◆ What to do
Print the entries that appear below, exactly as written and without their pictures.

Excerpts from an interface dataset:
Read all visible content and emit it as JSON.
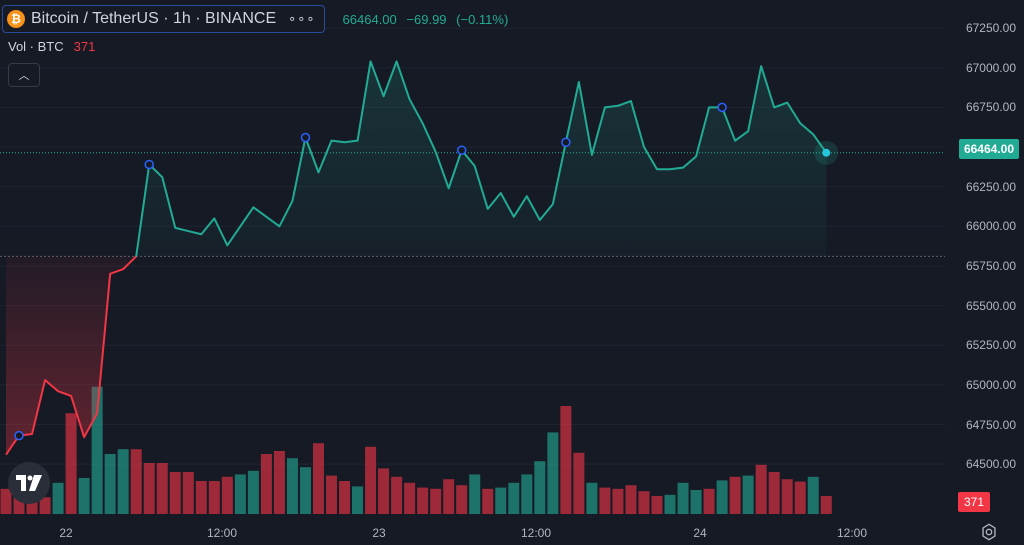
{
  "header": {
    "symbol_title": "Bitcoin / TetherUS · 1h · BINANCE",
    "coin_glyph": "₿",
    "more_glyph": "∘∘∘",
    "last": "66464.00",
    "change": "−69.99",
    "change_pct": "(−0.11%)"
  },
  "volume_legend": {
    "label": "Vol · BTC",
    "value": "371"
  },
  "collapse_glyph": "︿",
  "price_axis": {
    "ticks": [
      "67250.00",
      "67000.00",
      "66750.00",
      "66500.00",
      "66250.00",
      "66000.00",
      "65750.00",
      "65500.00",
      "65250.00",
      "65000.00",
      "64750.00",
      "64500.00"
    ],
    "current_price_label": "66464.00",
    "current_volume_label": "371"
  },
  "time_axis": {
    "ticks": [
      "22",
      "12:00",
      "23",
      "12:00",
      "24",
      "12:00"
    ]
  },
  "colors": {
    "up": "#22ab94",
    "down": "#f23645",
    "background": "#161a25"
  },
  "chart_data": {
    "type": "line",
    "title": "Bitcoin / TetherUS · 1h · BINANCE",
    "ylim": [
      64400,
      67320
    ],
    "baseline": 65810,
    "price": [
      64560,
      64680,
      64690,
      65030,
      64960,
      64930,
      64670,
      64820,
      65700,
      65730,
      65810,
      66390,
      66310,
      65990,
      65970,
      65950,
      66050,
      65880,
      66000,
      66120,
      66060,
      66000,
      66160,
      66560,
      66340,
      66540,
      66530,
      66540,
      67040,
      66820,
      67040,
      66800,
      66650,
      66470,
      66240,
      66480,
      66380,
      66110,
      66210,
      66060,
      66190,
      66040,
      66140,
      66530,
      66910,
      66450,
      66750,
      66760,
      66790,
      66500,
      66360,
      66360,
      66370,
      66440,
      66750,
      66750,
      66540,
      66600,
      67010,
      66750,
      66780,
      66650,
      66580,
      66464
    ],
    "volume": [
      42,
      30,
      38,
      28,
      52,
      168,
      60,
      212,
      100,
      108,
      108,
      85,
      85,
      70,
      70,
      55,
      55,
      62,
      66,
      72,
      100,
      105,
      93,
      78,
      118,
      64,
      55,
      46,
      112,
      76,
      62,
      52,
      44,
      42,
      58,
      48,
      66,
      42,
      44,
      52,
      66,
      88,
      136,
      180,
      102,
      52,
      44,
      42,
      48,
      38,
      30,
      32,
      52,
      40,
      42,
      56,
      62,
      64,
      82,
      70,
      58,
      54,
      62,
      30
    ],
    "bar_colors": [
      "d",
      "d",
      "d",
      "d",
      "u",
      "d",
      "u",
      "u",
      "u",
      "u",
      "d",
      "d",
      "d",
      "d",
      "d",
      "d",
      "d",
      "d",
      "u",
      "u",
      "d",
      "d",
      "u",
      "u",
      "d",
      "d",
      "d",
      "u",
      "d",
      "d",
      "d",
      "d",
      "d",
      "d",
      "d",
      "d",
      "u",
      "d",
      "u",
      "u",
      "u",
      "u",
      "u",
      "d",
      "d",
      "u",
      "d",
      "d",
      "d",
      "d",
      "d",
      "u",
      "u",
      "u",
      "d",
      "u",
      "d",
      "u",
      "d",
      "d",
      "d",
      "d",
      "u",
      "d"
    ],
    "marker_indices": [
      1,
      11,
      23,
      35,
      43,
      55
    ]
  }
}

◆ Output below
Read all visible content and emit it as JSON.
{
  "header": {
    "symbol_title": "Bitcoin / TetherUS · 1h · BINANCE",
    "coin_glyph": "₿",
    "more_glyph": "∘∘∘",
    "last": "66464.00",
    "change": "−69.99",
    "change_pct": "(−0.11%)"
  },
  "volume_legend": {
    "label": "Vol · BTC",
    "value": "371"
  },
  "collapse_glyph": "︿",
  "price_axis": {
    "ticks": [
      "67250.00",
      "67000.00",
      "66750.00",
      "66500.00",
      "66250.00",
      "66000.00",
      "65750.00",
      "65500.00",
      "65250.00",
      "65000.00",
      "64750.00",
      "64500.00"
    ],
    "current_price_label": "66464.00",
    "current_volume_label": "371"
  },
  "time_axis": {
    "ticks": [
      "22",
      "12:00",
      "23",
      "12:00",
      "24",
      "12:00"
    ]
  },
  "colors": {
    "up": "#22ab94",
    "down": "#f23645",
    "background": "#161a25"
  },
  "chart_data": {
    "type": "line",
    "title": "Bitcoin / TetherUS · 1h · BINANCE",
    "ylim": [
      64400,
      67320
    ],
    "baseline": 65810,
    "price": [
      64560,
      64680,
      64690,
      65030,
      64960,
      64930,
      64670,
      64820,
      65700,
      65730,
      65810,
      66390,
      66310,
      65990,
      65970,
      65950,
      66050,
      65880,
      66000,
      66120,
      66060,
      66000,
      66160,
      66560,
      66340,
      66540,
      66530,
      66540,
      67040,
      66820,
      67040,
      66800,
      66650,
      66470,
      66240,
      66480,
      66380,
      66110,
      66210,
      66060,
      66190,
      66040,
      66140,
      66530,
      66910,
      66450,
      66750,
      66760,
      66790,
      66500,
      66360,
      66360,
      66370,
      66440,
      66750,
      66750,
      66540,
      66600,
      67010,
      66750,
      66780,
      66650,
      66580,
      66464
    ],
    "volume": [
      42,
      30,
      38,
      28,
      52,
      168,
      60,
      212,
      100,
      108,
      108,
      85,
      85,
      70,
      70,
      55,
      55,
      62,
      66,
      72,
      100,
      105,
      93,
      78,
      118,
      64,
      55,
      46,
      112,
      76,
      62,
      52,
      44,
      42,
      58,
      48,
      66,
      42,
      44,
      52,
      66,
      88,
      136,
      180,
      102,
      52,
      44,
      42,
      48,
      38,
      30,
      32,
      52,
      40,
      42,
      56,
      62,
      64,
      82,
      70,
      58,
      54,
      62,
      30
    ],
    "bar_colors": [
      "d",
      "d",
      "d",
      "d",
      "u",
      "d",
      "u",
      "u",
      "u",
      "u",
      "d",
      "d",
      "d",
      "d",
      "d",
      "d",
      "d",
      "d",
      "u",
      "u",
      "d",
      "d",
      "u",
      "u",
      "d",
      "d",
      "d",
      "u",
      "d",
      "d",
      "d",
      "d",
      "d",
      "d",
      "d",
      "d",
      "u",
      "d",
      "u",
      "u",
      "u",
      "u",
      "u",
      "d",
      "d",
      "u",
      "d",
      "d",
      "d",
      "d",
      "d",
      "u",
      "u",
      "u",
      "d",
      "u",
      "d",
      "u",
      "d",
      "d",
      "d",
      "d",
      "u",
      "d"
    ],
    "marker_indices": [
      1,
      11,
      23,
      35,
      43,
      55
    ]
  }
}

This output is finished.